My mistake was perhaps a natural one, although unquestionably the treatment of the subject in your Letter to the Earl of Ellesmere differs widely from that adopted by Miss Bacon. But as I knew that a rumour of her theory had been widely, though vaguely circulated, for some years past, on both sides of the Atlantic, and also that she had preceded you in publication, it really never occurred to me to doubt that, at least, some wandering seed had alighted in your mind, and germinated into your pamphlet. Under urgent circumstances, I had taken upon myself to write a few prefatory and explanatory words for my countrywoman's book. It was impossible to avoid some allusion to your
pamphlet; and I made such reference as seemed due to an attempt to take an easy advantage of a discovery (allowing it to be such) on which Miss Bacon had staked the labour and happiness of her life, and to develop which she had elaborated a very remarkable work.
I now see that my remarks did you great injustice, and I trust that you will receive this acknowledgment as the only reparation in my power.
Your obedient Servant,
Sir FRANCIS Bacon notes, amongst the impediments of knowledge, that
"He that delivereth knowledge, desireth to deliver it in such form as may be soonest believed, and not as may easiliest be examined.
“He that receiveth knowledge, desireth rather present satisfaction than expectant search, and so rather not to doubt, than not to err.
“Glory maketh the author not to lay open his weakness, and sloth maketh the disciple not to know his strength.”
WILLIAM SHAKESPEARE's is indeed a negative history.
Of his life, all that we positively know is the period of his death.
We do not know when he was born, nor when, nor where, he was educated.
We do not know when, or where, he was married, nor when he came to London.
We do not know when, where, or in what order, his plays were written or performed; nor when he left London.
He died April 23rd, 1616.
BACON AND SHAKESPEARE.

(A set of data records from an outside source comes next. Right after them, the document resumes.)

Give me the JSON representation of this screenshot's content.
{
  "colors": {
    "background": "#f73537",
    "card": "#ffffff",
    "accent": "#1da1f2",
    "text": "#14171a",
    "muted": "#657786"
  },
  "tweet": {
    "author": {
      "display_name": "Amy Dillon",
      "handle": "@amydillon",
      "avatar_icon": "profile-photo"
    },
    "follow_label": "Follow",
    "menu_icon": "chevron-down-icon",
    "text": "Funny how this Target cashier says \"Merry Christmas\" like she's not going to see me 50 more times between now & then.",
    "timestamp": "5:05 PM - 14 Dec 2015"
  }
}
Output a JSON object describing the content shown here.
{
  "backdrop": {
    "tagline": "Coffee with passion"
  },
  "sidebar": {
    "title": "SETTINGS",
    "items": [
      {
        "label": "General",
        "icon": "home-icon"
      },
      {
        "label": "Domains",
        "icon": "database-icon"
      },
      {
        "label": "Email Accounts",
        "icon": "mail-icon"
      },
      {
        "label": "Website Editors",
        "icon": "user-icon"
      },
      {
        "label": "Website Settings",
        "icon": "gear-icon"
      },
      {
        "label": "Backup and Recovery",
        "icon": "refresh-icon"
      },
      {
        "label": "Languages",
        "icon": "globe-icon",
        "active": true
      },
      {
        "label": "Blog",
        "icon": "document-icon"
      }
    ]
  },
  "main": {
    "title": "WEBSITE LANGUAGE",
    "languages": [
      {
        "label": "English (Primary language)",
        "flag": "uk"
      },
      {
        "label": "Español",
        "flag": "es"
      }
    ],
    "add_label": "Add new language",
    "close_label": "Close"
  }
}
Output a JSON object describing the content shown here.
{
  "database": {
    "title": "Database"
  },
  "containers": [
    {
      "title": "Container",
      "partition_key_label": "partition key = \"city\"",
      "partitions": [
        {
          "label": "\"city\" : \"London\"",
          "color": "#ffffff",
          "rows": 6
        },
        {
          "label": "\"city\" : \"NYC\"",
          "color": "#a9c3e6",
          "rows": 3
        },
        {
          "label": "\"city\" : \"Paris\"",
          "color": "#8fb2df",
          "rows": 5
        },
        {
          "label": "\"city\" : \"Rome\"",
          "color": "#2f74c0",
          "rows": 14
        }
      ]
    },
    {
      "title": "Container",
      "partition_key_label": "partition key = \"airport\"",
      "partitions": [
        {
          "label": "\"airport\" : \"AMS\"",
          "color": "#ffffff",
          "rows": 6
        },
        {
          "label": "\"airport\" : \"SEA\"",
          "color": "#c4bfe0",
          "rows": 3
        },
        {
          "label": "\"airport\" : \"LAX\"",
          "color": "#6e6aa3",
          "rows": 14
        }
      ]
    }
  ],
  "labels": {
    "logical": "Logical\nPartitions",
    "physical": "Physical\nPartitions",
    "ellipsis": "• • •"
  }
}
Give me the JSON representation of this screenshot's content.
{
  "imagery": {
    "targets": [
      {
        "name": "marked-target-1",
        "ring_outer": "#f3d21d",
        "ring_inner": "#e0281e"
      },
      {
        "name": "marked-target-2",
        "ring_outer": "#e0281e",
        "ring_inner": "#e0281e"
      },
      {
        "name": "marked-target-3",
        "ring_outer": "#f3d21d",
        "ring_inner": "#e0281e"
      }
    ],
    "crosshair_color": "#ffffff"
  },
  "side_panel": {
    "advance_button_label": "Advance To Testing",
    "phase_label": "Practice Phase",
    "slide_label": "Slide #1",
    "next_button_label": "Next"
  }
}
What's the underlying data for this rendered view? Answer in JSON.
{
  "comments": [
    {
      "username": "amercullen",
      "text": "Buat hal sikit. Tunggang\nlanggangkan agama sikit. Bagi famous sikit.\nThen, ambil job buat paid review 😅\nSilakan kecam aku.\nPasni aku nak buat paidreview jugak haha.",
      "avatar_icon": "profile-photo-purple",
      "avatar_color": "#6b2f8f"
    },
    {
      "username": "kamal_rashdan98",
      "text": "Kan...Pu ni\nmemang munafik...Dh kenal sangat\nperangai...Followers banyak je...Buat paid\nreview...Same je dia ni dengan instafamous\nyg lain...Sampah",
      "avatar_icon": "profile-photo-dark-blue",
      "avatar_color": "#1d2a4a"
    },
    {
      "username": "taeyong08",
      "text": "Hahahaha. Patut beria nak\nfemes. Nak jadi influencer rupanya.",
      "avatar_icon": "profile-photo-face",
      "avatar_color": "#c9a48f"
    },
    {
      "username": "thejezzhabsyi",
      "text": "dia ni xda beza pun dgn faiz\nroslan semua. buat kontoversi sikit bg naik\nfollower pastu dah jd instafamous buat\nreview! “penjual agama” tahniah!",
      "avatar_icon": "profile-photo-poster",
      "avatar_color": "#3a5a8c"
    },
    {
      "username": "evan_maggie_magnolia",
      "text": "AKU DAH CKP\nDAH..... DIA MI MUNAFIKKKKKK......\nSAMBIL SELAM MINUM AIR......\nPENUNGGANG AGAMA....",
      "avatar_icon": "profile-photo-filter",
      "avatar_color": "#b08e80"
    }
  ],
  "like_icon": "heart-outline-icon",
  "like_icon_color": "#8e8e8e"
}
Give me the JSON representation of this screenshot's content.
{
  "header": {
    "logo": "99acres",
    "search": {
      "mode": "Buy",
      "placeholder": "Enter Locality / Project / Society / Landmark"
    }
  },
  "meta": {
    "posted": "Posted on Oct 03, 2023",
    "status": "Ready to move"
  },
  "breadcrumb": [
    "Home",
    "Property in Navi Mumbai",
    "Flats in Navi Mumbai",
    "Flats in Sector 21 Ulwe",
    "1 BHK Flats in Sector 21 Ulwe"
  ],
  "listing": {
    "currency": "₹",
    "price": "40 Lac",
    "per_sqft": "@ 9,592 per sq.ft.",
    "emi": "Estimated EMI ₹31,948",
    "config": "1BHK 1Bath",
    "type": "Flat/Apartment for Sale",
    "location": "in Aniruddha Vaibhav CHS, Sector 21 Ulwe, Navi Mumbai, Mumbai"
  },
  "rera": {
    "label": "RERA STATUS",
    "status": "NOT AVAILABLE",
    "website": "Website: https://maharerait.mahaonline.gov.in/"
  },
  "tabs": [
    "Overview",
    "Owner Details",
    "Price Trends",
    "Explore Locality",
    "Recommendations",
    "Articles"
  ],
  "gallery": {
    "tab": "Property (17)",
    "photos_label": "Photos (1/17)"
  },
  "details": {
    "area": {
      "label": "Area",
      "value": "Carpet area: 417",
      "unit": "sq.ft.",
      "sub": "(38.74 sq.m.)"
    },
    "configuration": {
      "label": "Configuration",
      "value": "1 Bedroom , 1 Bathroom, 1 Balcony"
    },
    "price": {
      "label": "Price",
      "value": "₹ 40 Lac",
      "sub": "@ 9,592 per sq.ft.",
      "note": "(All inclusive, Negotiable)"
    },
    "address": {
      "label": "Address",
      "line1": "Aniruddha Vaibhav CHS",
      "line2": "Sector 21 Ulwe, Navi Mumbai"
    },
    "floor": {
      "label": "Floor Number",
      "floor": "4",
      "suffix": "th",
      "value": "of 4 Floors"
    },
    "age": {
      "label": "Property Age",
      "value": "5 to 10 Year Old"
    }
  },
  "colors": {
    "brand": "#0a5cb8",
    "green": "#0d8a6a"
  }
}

TOWARDS the end of the sixteenth, and at the beginning of the seventeenth century, that is, prior to the year 1611, a number of plays, tragedies, comedies, and histories, of various degrees of merit, were produced, of which William Shakespeare was reported to be the author, and which undoubtedly were, in some way, the property of the company
of actors of which he was an active member.
No one single manuscript has ever been found to identify Shakespeare as the author of these productions; nor is there, among all the records and traditions handed down to us, any statement that he was ever seen writing or producing a manuscript; nor that he ever claimed as his own any of the excellent, or repudiated (as unworthy of him) any of the worthless, productions presented to the public in his name.